Assignment: Report the lines of the material that carry the string "meta".

Data listing:
..........
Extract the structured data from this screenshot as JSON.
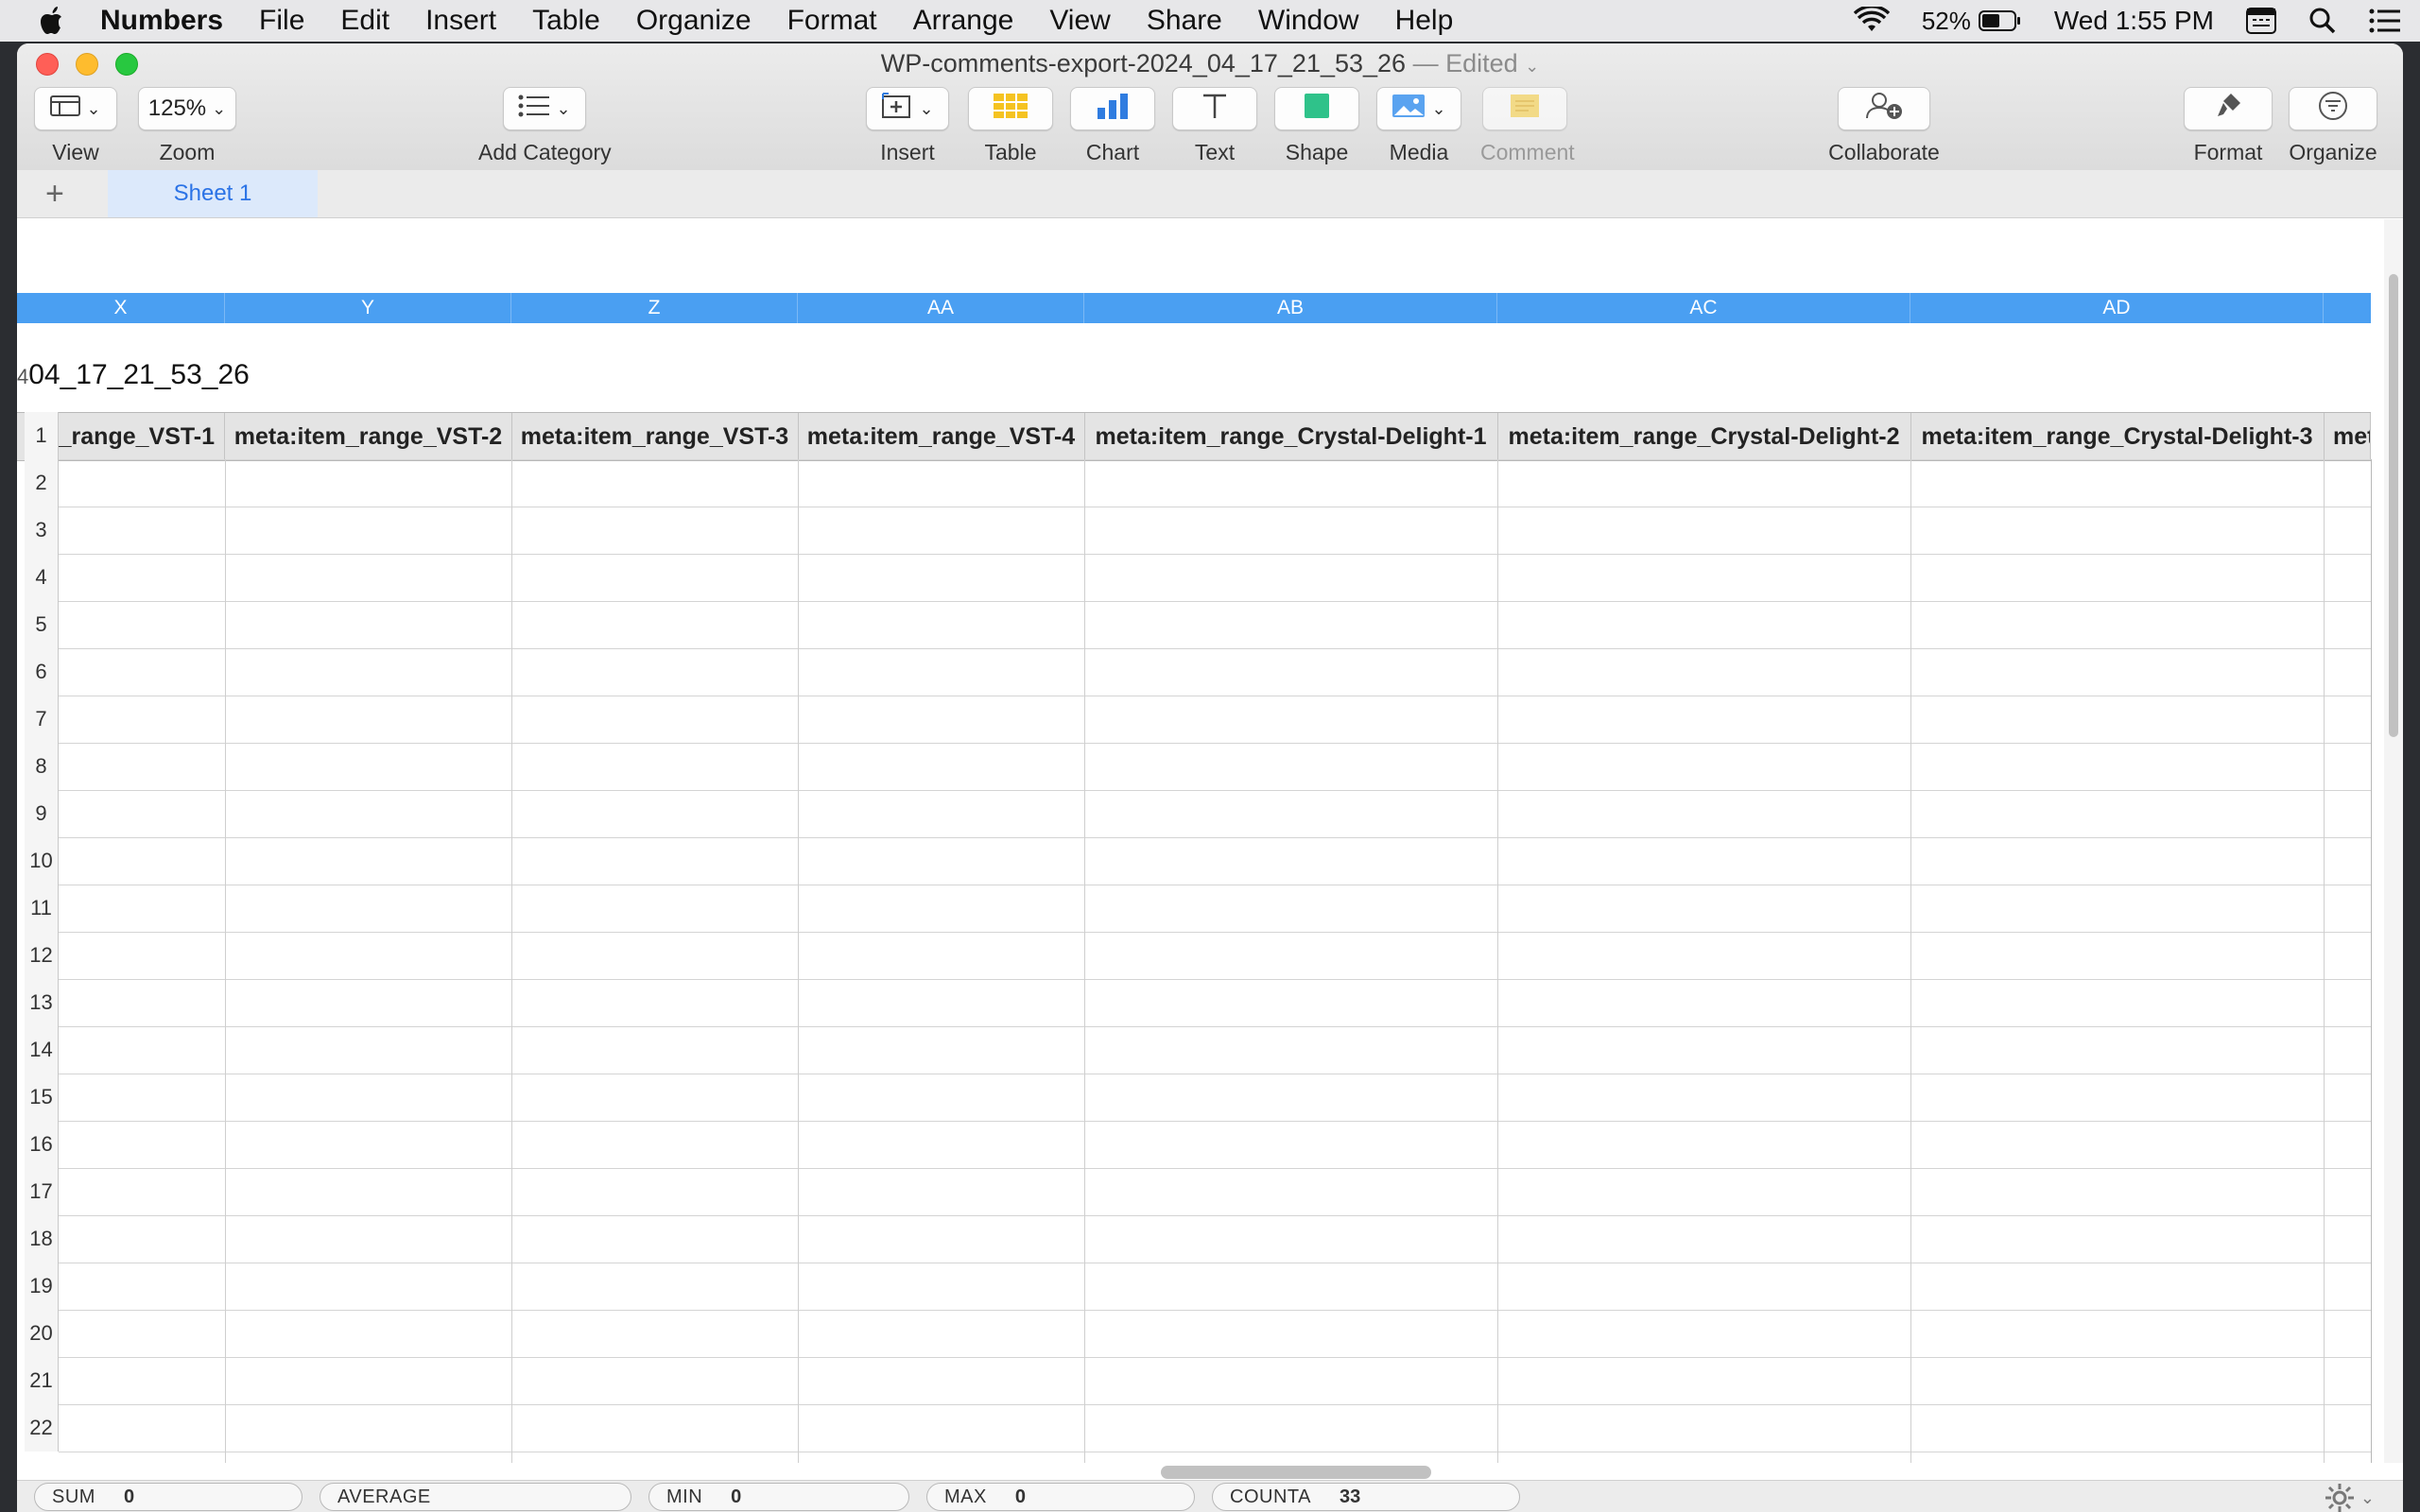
{
  "menubar": {
    "app_name": "Numbers",
    "items": [
      "File",
      "Edit",
      "Insert",
      "Table",
      "Organize",
      "Format",
      "Arrange",
      "View",
      "Share",
      "Window",
      "Help"
    ],
    "battery": "52%",
    "clock": "Wed 1:55 PM",
    "icons": [
      "apple-icon",
      "wifi-icon",
      "battery-icon",
      "keyboard-icon",
      "search-icon",
      "list-icon"
    ]
  },
  "window": {
    "title": "WP-comments-export-2024_04_17_21_53_26",
    "edited": "— Edited"
  },
  "toolbar": {
    "view": "View",
    "zoom_value": "125%",
    "zoom": "Zoom",
    "add_category": "Add Category",
    "insert": "Insert",
    "table": "Table",
    "chart": "Chart",
    "text": "Text",
    "shape": "Shape",
    "media": "Media",
    "comment": "Comment",
    "collaborate": "Collaborate",
    "format": "Format",
    "organize": "Organize"
  },
  "sheets": {
    "add": "+",
    "tabs": [
      "Sheet 1"
    ]
  },
  "grid": {
    "table_title_fragment": "04_17_21_53_26",
    "table_title_cut": "4",
    "column_letters": [
      "X",
      "Y",
      "Z",
      "AA",
      "AB",
      "AC",
      "AD"
    ],
    "header_cells": [
      "_range_VST-1",
      "meta:item_range_VST-2",
      "meta:item_range_VST-3",
      "meta:item_range_VST-4",
      "meta:item_range_Crystal-Delight-1",
      "meta:item_range_Crystal-Delight-2",
      "meta:item_range_Crystal-Delight-3",
      "met"
    ],
    "row_numbers": [
      "1",
      "2",
      "3",
      "4",
      "5",
      "6",
      "7",
      "8",
      "9",
      "10",
      "11",
      "12",
      "13",
      "14",
      "15",
      "16",
      "17",
      "18",
      "19",
      "20",
      "21",
      "22"
    ]
  },
  "statusbar": {
    "sum_label": "SUM",
    "sum_value": "0",
    "average_label": "AVERAGE",
    "min_label": "MIN",
    "min_value": "0",
    "max_label": "MAX",
    "max_value": "0",
    "counta_label": "COUNTA",
    "counta_value": "33"
  },
  "colors": {
    "column_header_blue": "#4a9ff2",
    "sheet_tab_bg": "#dce9fb",
    "sheet_tab_text": "#2b73e6",
    "table_tool": "#f5c321",
    "chart_tool": "#2f7ce0",
    "shape_tool": "#2fc28a"
  }
}
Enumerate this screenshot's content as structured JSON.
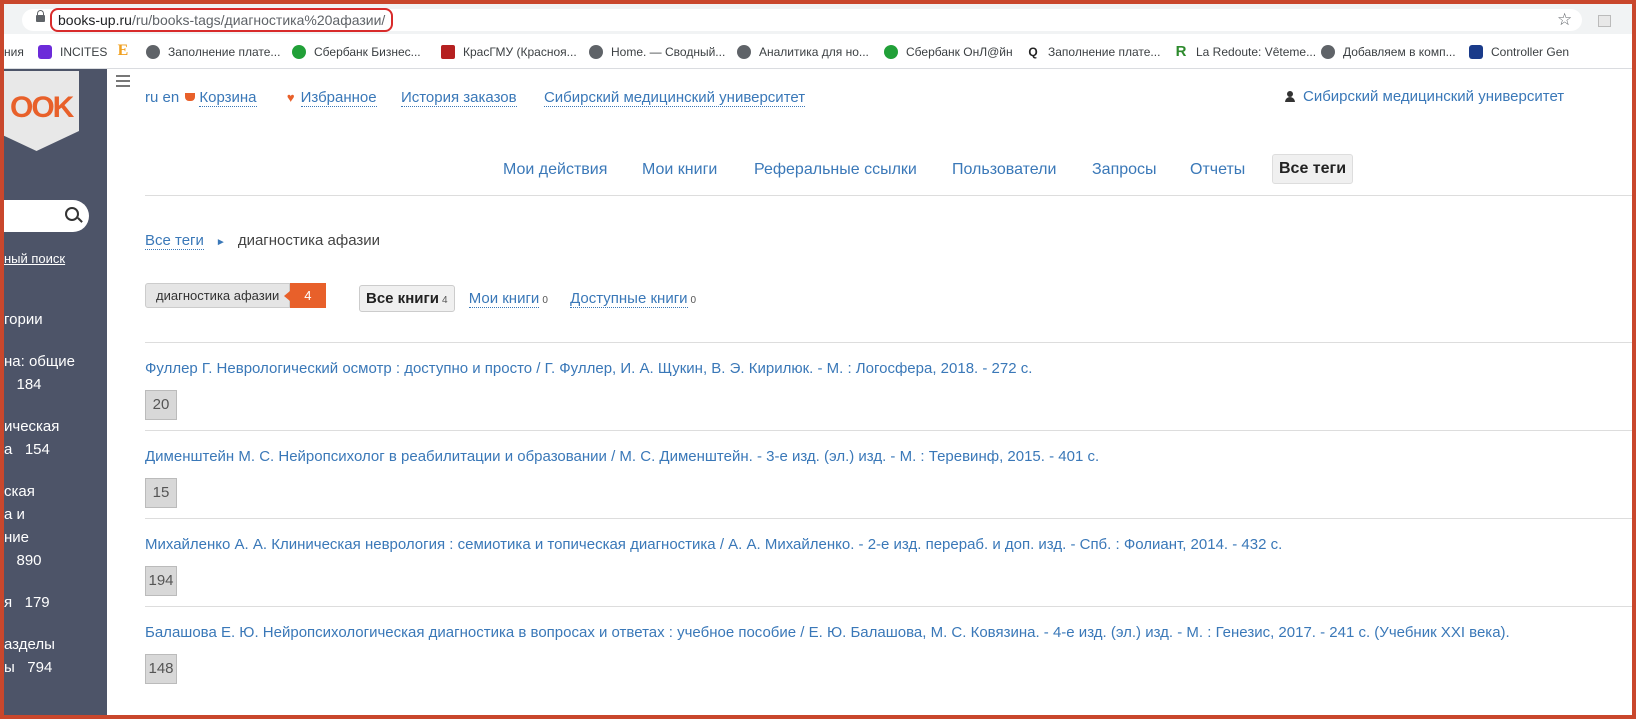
{
  "browser": {
    "url_host": "books-up.ru",
    "url_path": "/ru/books-tags/диагностика%20афазии/"
  },
  "bookmarks": [
    {
      "label": "ния",
      "icon": "none"
    },
    {
      "label": "INCITES",
      "icon": "incites-icon"
    },
    {
      "label": "",
      "icon": "e-icon"
    },
    {
      "label": "Заполнение плате...",
      "icon": "globe-icon"
    },
    {
      "label": "Сбербанк Бизнес...",
      "icon": "sberbank-icon"
    },
    {
      "label": "КрасГМУ (Красноя...",
      "icon": "krasgmu-icon"
    },
    {
      "label": "Home. — Сводный...",
      "icon": "globe-icon"
    },
    {
      "label": "Аналитика для но...",
      "icon": "globe-icon"
    },
    {
      "label": "Сбербанк ОнЛ@йн",
      "icon": "sberbank-icon"
    },
    {
      "label": "Заполнение плате...",
      "icon": "q-icon"
    },
    {
      "label": "La Redoute: Vêteme...",
      "icon": "redoute-icon"
    },
    {
      "label": "Добавляем в комп...",
      "icon": "globe-icon"
    },
    {
      "label": "Controller Gen",
      "icon": "nix-icon"
    }
  ],
  "sidebar": {
    "advanced_search": "ный поиск",
    "items": [
      "гории",
      "на: общие\n   184",
      "ическая\nа   154",
      "ская\nа и\nние\n   890",
      "я   179",
      "азделы\nы   794"
    ]
  },
  "header": {
    "lang_ru": "ru",
    "lang_en": "en",
    "cart": "Корзина",
    "favorites": "Избранное",
    "orders": "История заказов",
    "university": "Сибирский медицинский университет",
    "user_name": "Сибирский медицинский университет"
  },
  "nav": [
    {
      "label": "Мои действия",
      "active": false
    },
    {
      "label": "Мои книги",
      "active": false
    },
    {
      "label": "Реферальные ссылки",
      "active": false
    },
    {
      "label": "Пользователи",
      "active": false
    },
    {
      "label": "Запросы",
      "active": false
    },
    {
      "label": "Отчеты",
      "active": false
    },
    {
      "label": "Все теги",
      "active": true
    }
  ],
  "breadcrumb": {
    "root": "Все теги",
    "current": "диагностика афазии"
  },
  "tag": {
    "name": "диагностика афазии",
    "count": "4"
  },
  "filters": {
    "all_label": "Все книги",
    "all_count": "4",
    "mine_label": "Мои книги",
    "mine_count": "0",
    "available_label": "Доступные книги",
    "available_count": "0"
  },
  "books": [
    {
      "title": "Фуллер Г. Неврологический осмотр : доступно и просто / Г. Фуллер, И. А. Щукин, В. Э. Кирилюк. - М. : Логосфера, 2018. - 272 с.",
      "count": "20"
    },
    {
      "title": "Дименштейн М. С. Нейропсихолог в реабилитации и образовании / М. С. Дименштейн. - 3-е изд. (эл.) изд. - М. : Теревинф, 2015. - 401 с.",
      "count": "15"
    },
    {
      "title": "Михайленко А. А. Клиническая неврология : семиотика и топическая диагностика / А. А. Михайленко. - 2-е изд. перераб. и доп. изд. - Спб. : Фолиант, 2014. - 432 с.",
      "count": "194"
    },
    {
      "title": "Балашова Е. Ю. Нейропсихологическая диагностика в вопросах и ответах : учебное пособие / Е. Ю. Балашова, М. С. Ковязина. - 4-е изд. (эл.) изд. - М. : Генезис, 2017. - 241 с. (Учебник XXI века).",
      "count": "148"
    }
  ],
  "colors": {
    "link": "#3a78b8",
    "accent": "#e8602a",
    "sidebar": "#4d5468",
    "url_highlight": "#d82b2b"
  }
}
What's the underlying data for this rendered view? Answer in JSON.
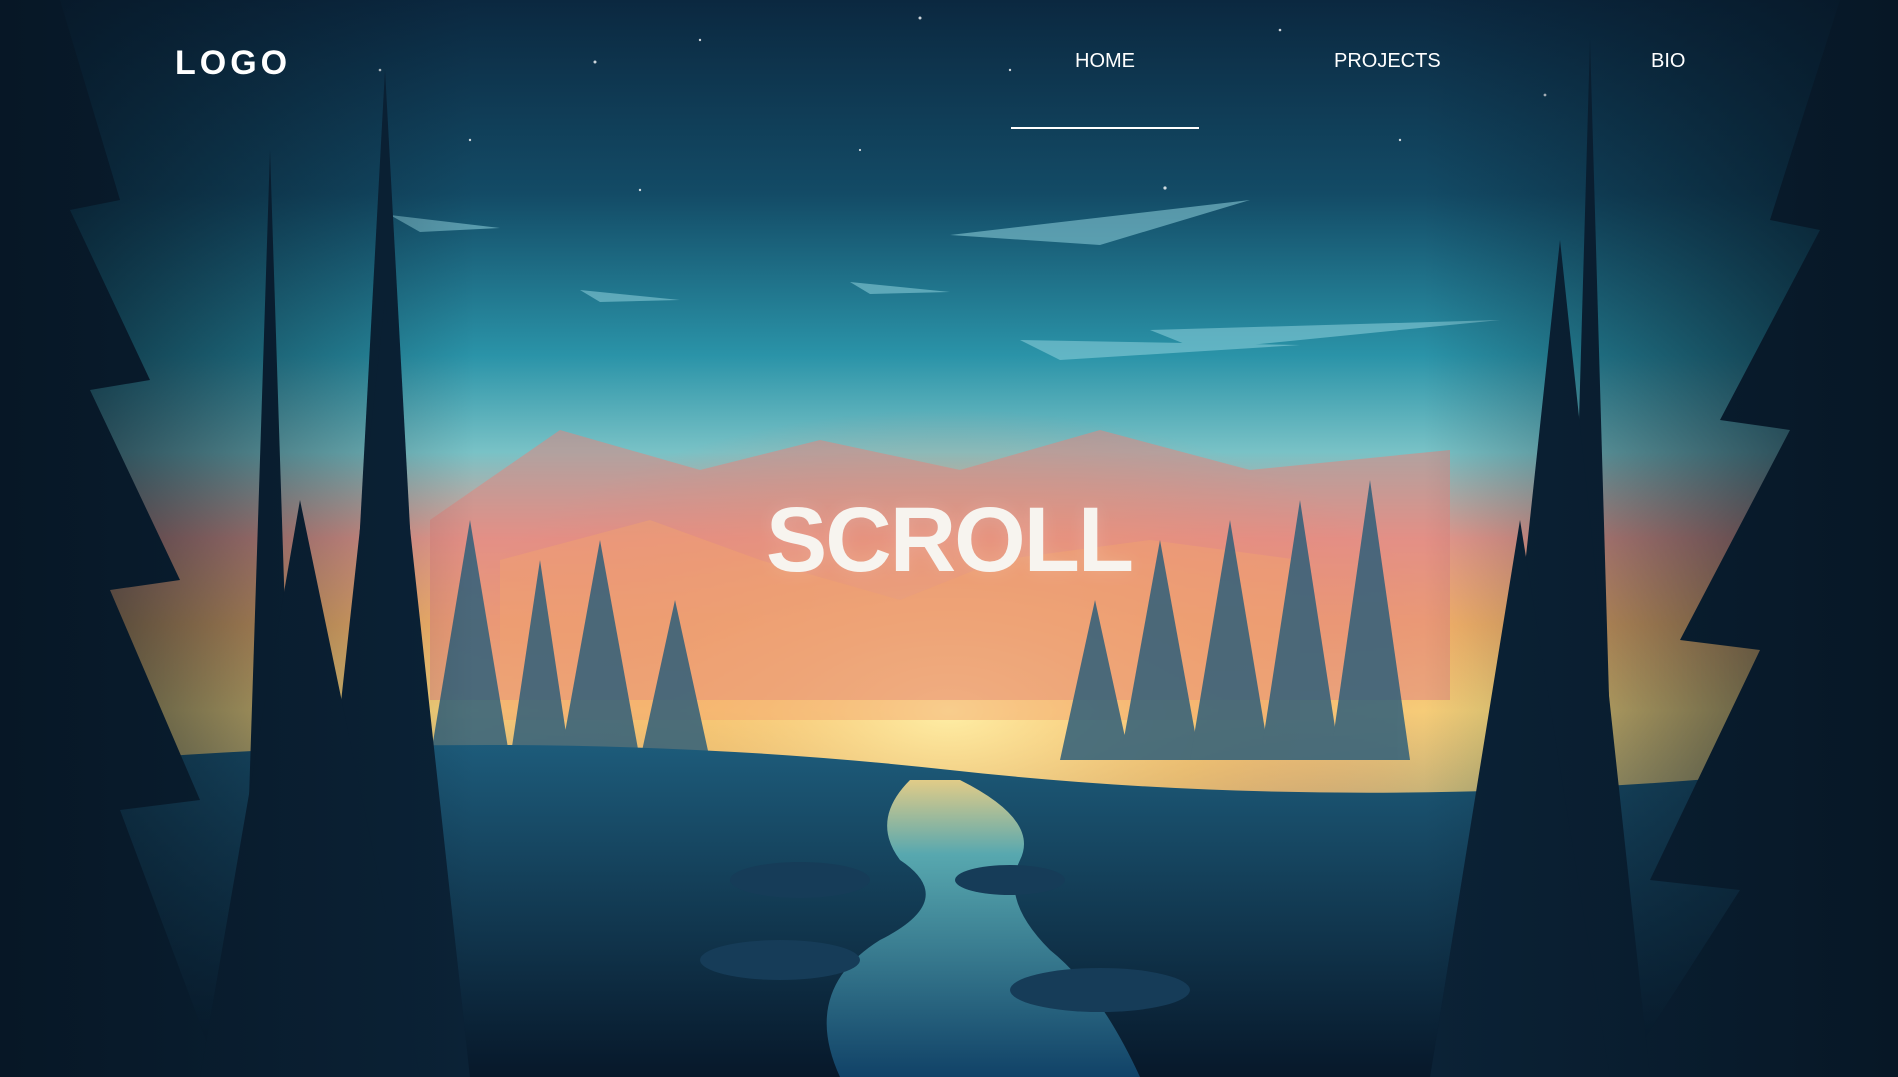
{
  "brand": {
    "logo_text": "LOGO"
  },
  "nav": {
    "items": [
      {
        "label": "HOME",
        "active": true
      },
      {
        "label": "PROJECTS",
        "active": false
      },
      {
        "label": "BIO",
        "active": false
      }
    ]
  },
  "hero": {
    "title": "SCROLL"
  },
  "colors": {
    "sky_top": "#0c2a44",
    "sky_mid": "#2fa3b3",
    "glow": "#f6c75a",
    "sunset": "#f07a6a",
    "forest_dark": "#07182a",
    "river": "#1e5f8f",
    "text": "#ffffff"
  }
}
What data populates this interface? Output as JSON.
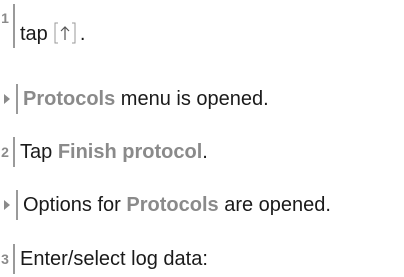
{
  "steps": [
    {
      "number": "1",
      "prefix": "tap",
      "icon": "arrow-up-in-brackets-icon",
      "suffix": "."
    },
    {
      "result_prefix": "",
      "result_highlight": "Protocols",
      "result_suffix": " menu is opened."
    },
    {
      "number": "2",
      "prefix": "Tap ",
      "highlight": "Finish protocol",
      "suffix": "."
    },
    {
      "result_prefix": "Options for ",
      "result_highlight": "Protocols",
      "result_suffix": " are opened."
    },
    {
      "number": "3",
      "text": "Enter/select log data:"
    }
  ],
  "colors": {
    "text": "#1a1a1a",
    "accent_gray": "#8a8a8a",
    "bar": "#9a9a9a"
  }
}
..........
Expected answer:
      "meta:item_range_VST-2",
      "meta:item_range_VST-3",
      "meta:item_range_VST-4",
      "meta:item_range_Crystal-Delight-1",
      "meta:item_range_Crystal-Delight-2",
      "meta:item_range_Crystal-Delight-3",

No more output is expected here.